- Although the need for flexibility in sentencing to take into account the individual circumstances of the case and previous convictions was recognised, current sentencing was perceived as inconsistent. Greater transparency was sought to understand sentencing decision-making. Participants wanted sentencing to be proportionate to the facts and circumstances of the case and thought sentencing guidelines could help achieve greater consistency and transparency in sentencing.
- Although participants were very interested in the attitude of the offender (and expressions of genuine remorse), there was reluctance among many participants to take the offender’s personal and family circumstances into account as mitigation for their actions. Some were of the view that only “hard facts” should be considered under mitigating factors as it is difficult to assess the sincerity of emotions such as remorse. However, some people’s views altered once they were presented with the details of a real case.
- Family members of victims would like to see improvements in communication around the reasons for sentencing decisions and the range of support available to them. They would also welcome the opportunity of receiving an apology from the offender. Victim statements were perceived as a good method to give voice to the victim and for the judge to understand the impact of their loss on the family. There were participants who valued the support they received from services such as the Victim Notification Scheme however, some family members felt uninformed about the support that may be available.
- When asked if their views on sentencing for causing death by driving offences had changed after reviewing a scenario based on a real case, there were participants who said their opinions stayed the same and that sentences were “too lenient” while others said they revised their views noting the many factors to consider when sentence such cases.
To explore public perceptions of sentencing for death by driving offences in Scotland, 30 people took part in a focus group or interview in March and April 2019. Eighteen people took part in three public focus groups. They were aged between 23 to 77 years. Eight interviews were conducted with 12 family members of victims (parents, siblings and a cousin) from across Scotland.

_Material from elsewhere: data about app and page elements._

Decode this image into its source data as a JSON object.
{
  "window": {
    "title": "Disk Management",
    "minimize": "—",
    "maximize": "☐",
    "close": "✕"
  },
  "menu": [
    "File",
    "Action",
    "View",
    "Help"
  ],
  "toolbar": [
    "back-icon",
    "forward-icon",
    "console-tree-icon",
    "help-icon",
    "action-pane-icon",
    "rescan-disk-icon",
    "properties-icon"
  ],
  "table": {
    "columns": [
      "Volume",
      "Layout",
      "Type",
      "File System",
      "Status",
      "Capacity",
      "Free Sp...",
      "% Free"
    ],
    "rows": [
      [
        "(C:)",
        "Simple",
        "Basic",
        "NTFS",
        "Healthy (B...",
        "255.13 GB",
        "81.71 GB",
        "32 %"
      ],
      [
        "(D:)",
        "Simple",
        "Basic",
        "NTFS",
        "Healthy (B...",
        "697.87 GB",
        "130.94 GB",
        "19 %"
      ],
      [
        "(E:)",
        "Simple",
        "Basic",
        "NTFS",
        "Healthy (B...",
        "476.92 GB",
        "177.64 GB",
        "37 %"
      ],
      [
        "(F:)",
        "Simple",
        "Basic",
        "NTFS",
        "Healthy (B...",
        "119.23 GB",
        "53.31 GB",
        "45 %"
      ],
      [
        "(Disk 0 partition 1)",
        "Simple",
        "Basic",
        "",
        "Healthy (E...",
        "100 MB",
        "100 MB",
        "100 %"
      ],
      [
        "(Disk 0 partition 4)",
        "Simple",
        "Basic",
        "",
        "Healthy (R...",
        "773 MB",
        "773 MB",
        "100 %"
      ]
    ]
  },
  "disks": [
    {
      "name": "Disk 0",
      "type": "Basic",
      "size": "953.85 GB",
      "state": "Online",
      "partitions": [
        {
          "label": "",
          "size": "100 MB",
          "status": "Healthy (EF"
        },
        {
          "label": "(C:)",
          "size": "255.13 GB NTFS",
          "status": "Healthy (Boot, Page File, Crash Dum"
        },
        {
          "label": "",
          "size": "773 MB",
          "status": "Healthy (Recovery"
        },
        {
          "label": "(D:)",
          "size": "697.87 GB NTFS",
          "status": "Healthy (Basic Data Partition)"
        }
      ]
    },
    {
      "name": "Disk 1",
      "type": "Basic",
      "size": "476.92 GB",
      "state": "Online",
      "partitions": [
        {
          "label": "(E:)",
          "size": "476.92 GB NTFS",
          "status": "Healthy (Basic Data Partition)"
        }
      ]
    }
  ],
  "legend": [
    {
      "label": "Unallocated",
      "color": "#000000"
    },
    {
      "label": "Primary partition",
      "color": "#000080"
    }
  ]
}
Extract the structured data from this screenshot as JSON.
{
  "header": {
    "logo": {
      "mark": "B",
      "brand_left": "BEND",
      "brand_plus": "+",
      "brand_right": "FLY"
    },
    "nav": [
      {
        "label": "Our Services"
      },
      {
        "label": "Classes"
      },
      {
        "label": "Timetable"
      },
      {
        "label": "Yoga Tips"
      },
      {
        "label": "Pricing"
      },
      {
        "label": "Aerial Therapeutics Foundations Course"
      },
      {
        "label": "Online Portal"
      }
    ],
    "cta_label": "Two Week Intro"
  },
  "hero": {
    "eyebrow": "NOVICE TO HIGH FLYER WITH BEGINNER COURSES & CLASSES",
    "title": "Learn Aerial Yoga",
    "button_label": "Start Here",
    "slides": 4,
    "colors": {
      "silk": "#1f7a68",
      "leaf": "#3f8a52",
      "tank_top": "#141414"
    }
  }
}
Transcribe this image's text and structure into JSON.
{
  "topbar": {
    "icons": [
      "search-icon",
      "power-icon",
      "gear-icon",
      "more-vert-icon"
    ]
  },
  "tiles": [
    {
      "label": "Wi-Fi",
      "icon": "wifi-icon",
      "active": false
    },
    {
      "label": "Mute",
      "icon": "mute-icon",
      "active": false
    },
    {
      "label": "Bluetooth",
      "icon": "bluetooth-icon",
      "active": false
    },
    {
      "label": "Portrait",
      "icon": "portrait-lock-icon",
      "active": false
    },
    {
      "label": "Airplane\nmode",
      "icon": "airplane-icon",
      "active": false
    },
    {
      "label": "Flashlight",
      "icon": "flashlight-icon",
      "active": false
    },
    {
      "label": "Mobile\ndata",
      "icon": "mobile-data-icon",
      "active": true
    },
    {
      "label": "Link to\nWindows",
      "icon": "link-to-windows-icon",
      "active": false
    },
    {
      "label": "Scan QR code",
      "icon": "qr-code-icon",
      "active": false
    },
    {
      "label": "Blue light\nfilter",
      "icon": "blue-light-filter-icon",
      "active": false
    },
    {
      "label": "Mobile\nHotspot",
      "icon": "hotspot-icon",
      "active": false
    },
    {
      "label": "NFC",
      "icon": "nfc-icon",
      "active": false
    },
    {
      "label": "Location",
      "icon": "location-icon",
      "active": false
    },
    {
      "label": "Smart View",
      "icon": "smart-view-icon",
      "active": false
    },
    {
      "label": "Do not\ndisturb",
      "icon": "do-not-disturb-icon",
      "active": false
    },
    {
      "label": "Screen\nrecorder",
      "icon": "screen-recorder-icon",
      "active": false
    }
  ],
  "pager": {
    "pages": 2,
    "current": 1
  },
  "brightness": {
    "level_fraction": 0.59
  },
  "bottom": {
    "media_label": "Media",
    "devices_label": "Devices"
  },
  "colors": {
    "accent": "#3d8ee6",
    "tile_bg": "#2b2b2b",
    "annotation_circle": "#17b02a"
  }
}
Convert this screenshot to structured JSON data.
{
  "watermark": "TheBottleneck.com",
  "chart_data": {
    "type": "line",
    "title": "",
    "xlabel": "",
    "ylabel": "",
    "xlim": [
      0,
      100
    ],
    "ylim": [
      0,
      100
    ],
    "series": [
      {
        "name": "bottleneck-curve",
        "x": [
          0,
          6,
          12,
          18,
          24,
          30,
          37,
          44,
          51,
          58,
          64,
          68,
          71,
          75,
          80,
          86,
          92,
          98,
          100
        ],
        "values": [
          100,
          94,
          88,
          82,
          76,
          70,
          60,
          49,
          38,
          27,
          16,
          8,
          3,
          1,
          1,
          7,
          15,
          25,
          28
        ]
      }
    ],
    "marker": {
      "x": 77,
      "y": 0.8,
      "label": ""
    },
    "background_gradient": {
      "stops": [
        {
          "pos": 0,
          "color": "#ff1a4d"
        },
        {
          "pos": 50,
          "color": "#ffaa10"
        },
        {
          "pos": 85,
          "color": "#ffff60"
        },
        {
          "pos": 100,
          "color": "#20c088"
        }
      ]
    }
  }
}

Susan Reid, Hannah Biggs, Kaushi Attygalle, Konstantina Vosnaki
Dr Rachel McPherson (University of Glasgow) and Professor Cyrus Tata (Strathclyde Centre for Law, Crime & Justice, Law, School, University of Strathclyde)